Rajan Rate-Cut Reward Boosts Odds He'll Stay on as RBI Governorby
Rajan's term ends in September, can be extended by Modi
Modi, Rajan have recently taken series of complementary steps
Raghuram Rajan’s quarter-point interest-rate cut in India on Tuesday added to signs of increased cooperation with the Modi administration that bolster his chances of staying at the helm of the central bank past September.
Rajan unveiled the decision days after Finance Minister Arun Jaitley made the case for lower borrowing costs. Recent politically difficult decisions -- such as a tightfisted budget and steep rate cuts on the government’s small savings programs -- have also indicated the governor appointed by the last administration is on the same page as Prime Minister Narendra Modi.
The policy coordination augers well for India’s economy as Modi looks to sustain one of the world’s fastest growth rates while dealing with a pile of bad loans and slowing global demand. India’s central bank chiefs are appointed by the government for an initial term of three years, which can be extended to ensure policy continuity.
"Rajan has worked well with the government and delivered what the central bank is supposed to do," said Madan Sabnavis, chief economist at Credit Analysis & Research Ltd. in Mumbai. "Performance-wise nobody can find fault with him. There is no reason for not extending his term unless the government has someone else in mind."
Modi’s government so far has declined to comment on extending the term of Rajan, a former chief economist at the International Monetary Fund. Rajan has similarly deflected questions on his future.
Apart from delivering his fifth interest-rate reduction on Tuesday, Rajan unveiled a series of measures to improve banking oversight, strengthen cyber security, deepen financial markets and push toward a cash-less society. Some of those deadlines extend beyond his scheduled term.
Policy makers at the central bank and government are working in conjunction to extend bank services to India’s remote villages, clean up bad debts, create cheaper sources of funding and rid the system of perverse incentives that encourage companies to default on payments.
"They have to work in tandem and move in the same direction," said Devendra Kumar Pant, chief economist at Fitch unit India Ratings and Research. "The government stuck to its fiscal consolidation path and the RBI has supported that by cutting policy rates."
The relationship hasn’t always appeared this smooth.
Rajan took office in September 2013 and Modi came to power about nine months later, both with a mandate to fix a floundering economy.
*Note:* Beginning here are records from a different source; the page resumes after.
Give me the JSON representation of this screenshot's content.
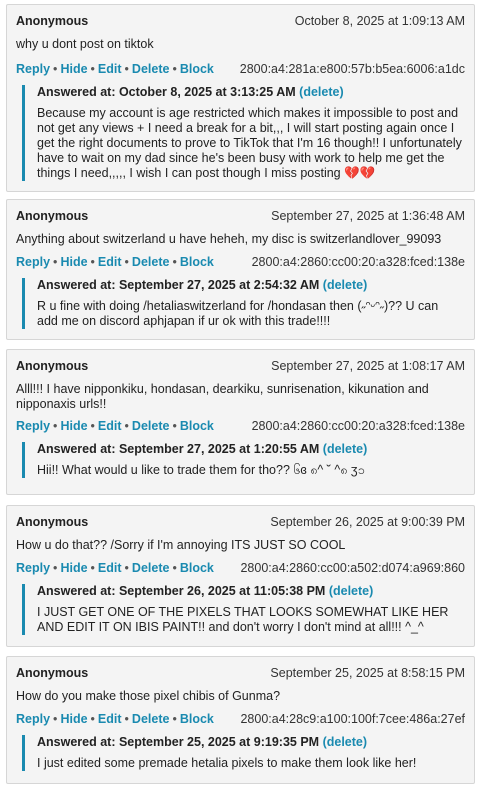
{
  "posts": [
    {
      "author": "Anonymous",
      "timestamp": "October 8, 2025 at 1:09:13 AM",
      "question": "why u dont post on tiktok",
      "actions": {
        "reply": "Reply",
        "hide": "Hide",
        "edit": "Edit",
        "delete": "Delete",
        "block": "Block"
      },
      "ip": "2800:a4:281a:e800:57b:b5ea:6006:a1dc",
      "answer_label": "Answered at: October 8, 2025 at 3:13:25 AM",
      "answer_delete": "(delete)",
      "answer": "Because my account is age restricted which makes it impossible to post and not get any views + I need a break for a bit,,, I will start posting again once I get the right documents to prove to TikTok that I'm 16 though!! I unfortunately have to wait on my dad since he's been busy with work to help me get the things I need,,,,, I wish I can post though I miss posting 💔💔"
    },
    {
      "author": "Anonymous",
      "timestamp": "September 27, 2025 at 1:36:48 AM",
      "question": "Anything about switzerland u have heheh, my disc is switzerlandlover_99093",
      "actions": {
        "reply": "Reply",
        "hide": "Hide",
        "edit": "Edit",
        "delete": "Delete",
        "block": "Block"
      },
      "ip": "2800:a4:2860:cc00:20:a328:fced:138e",
      "answer_label": "Answered at: September 27, 2025 at 2:54:32 AM",
      "answer_delete": "(delete)",
      "answer": "R u fine with doing /hetaliaswitzerland for /hondasan then (˶ᵔᵕᵔ˶)?? U can add me on discord aphjapan if ur ok with this trade!!!!"
    },
    {
      "author": "Anonymous",
      "timestamp": "September 27, 2025 at 1:08:17 AM",
      "question": "Alll!!! I have nipponkiku, hondasan, dearkiku, sunrisenation, kikunation and nipponaxis urls!!",
      "actions": {
        "reply": "Reply",
        "hide": "Hide",
        "edit": "Edit",
        "delete": "Delete",
        "block": "Block"
      },
      "ip": "2800:a4:2860:cc00:20:a328:fced:138e",
      "answer_label": "Answered at: September 27, 2025 at 1:20:55 AM",
      "answer_delete": "(delete)",
      "answer": "Hii!! What would u like to trade them for tho?? ၆ɞ ၈^ ˘ ^၈ ʒ၁"
    },
    {
      "author": "Anonymous",
      "timestamp": "September 26, 2025 at 9:00:39 PM",
      "question": "How u do that?? /Sorry if I'm annoying ITS JUST SO COOL",
      "actions": {
        "reply": "Reply",
        "hide": "Hide",
        "edit": "Edit",
        "delete": "Delete",
        "block": "Block"
      },
      "ip": "2800:a4:2860:cc00:a502:d074:a969:860",
      "answer_label": "Answered at: September 26, 2025 at 11:05:38 PM",
      "answer_delete": "(delete)",
      "answer": "I JUST GET ONE OF THE PIXELS THAT LOOKS SOMEWHAT LIKE HER AND EDIT IT ON IBIS PAINT!! and don't worry I don't mind at all!!! ^_^"
    },
    {
      "author": "Anonymous",
      "timestamp": "September 25, 2025 at 8:58:15 PM",
      "question": "How do you make those pixel chibis of Gunma?",
      "actions": {
        "reply": "Reply",
        "hide": "Hide",
        "edit": "Edit",
        "delete": "Delete",
        "block": "Block"
      },
      "ip": "2800:a4:28c9:a100:100f:7cee:486a:27ef",
      "answer_label": "Answered at: September 25, 2025 at 9:19:35 PM",
      "answer_delete": "(delete)",
      "answer": "I just edited some premade hetalia pixels to make them look like her!"
    }
  ]
}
The rupee was at a record low, the inflation rate was one of Asia’s fastest, and credit growth hovered near unprecedented depths.
Speculation that Rajan would be replaced by a figure loyal to the new regime intensified in 2014 when he ignored repeated calls from government officials to lower interest rates. Instead, he kept rates elevated and pushed the case for India to implement an official inflation target.
Last year saw a turning point when Rajan started the current easing cycle with an unscheduled rate cut in January. Modi responded by formalizing the inflation target and a a pledge to continue shrinking Asia’s widest budget deficit, which earned him another rate cut.
The give-and-take continued over the past two months. Modi stuck with fiscal discipline in his latest budget, moved to set up a monetary policy committee and took steps to improve transmission of policy among commercial banks. He also vowed to keep inflation low while investing more in the rural economy.
Rajan praised those moves in his policy statement on Tuesday.
"The government has adhered to the path of fiscal consolidation and this will support the disinflation process going forward," he said in the statement. "A reduction in the policy rate by 25 basis points will help strengthen activity and aid the government’s initiatives."
Jayant Sinha, India’s deputy finance, told reporters that the government’s actions “created the space for monetary easing."
“Now in coordination with RBI we have to amplify both the fiscal and monetary initiatives that are now in the pipeline," Sinha said. “As we do so we believe we will provide a boost to the economy."
Even so, Rajan’s extension is not a sure bet. The former finance professor has used his position to weigh in on politically sensitive topics, including a speech last year on the need for tolerance of minority views.
Uncertainty also remains on how a planned national sales tax, oil prices and a proposed rate-setting committee will impact monetary policy, according to Sasha Riser-Kotisky, Asia analyst at the Eurasia Group. He said that Rajan’s firm statements on the need for fiscal consolidation has forced both the previous government and Modi’s administration to rein in spending to get rate cuts.
“Government has grudgingly come around," he said. “I wouldn’t say it is a direct quid pro quo, but Rajan has made his conditions pretty clear and government has said okay, fine."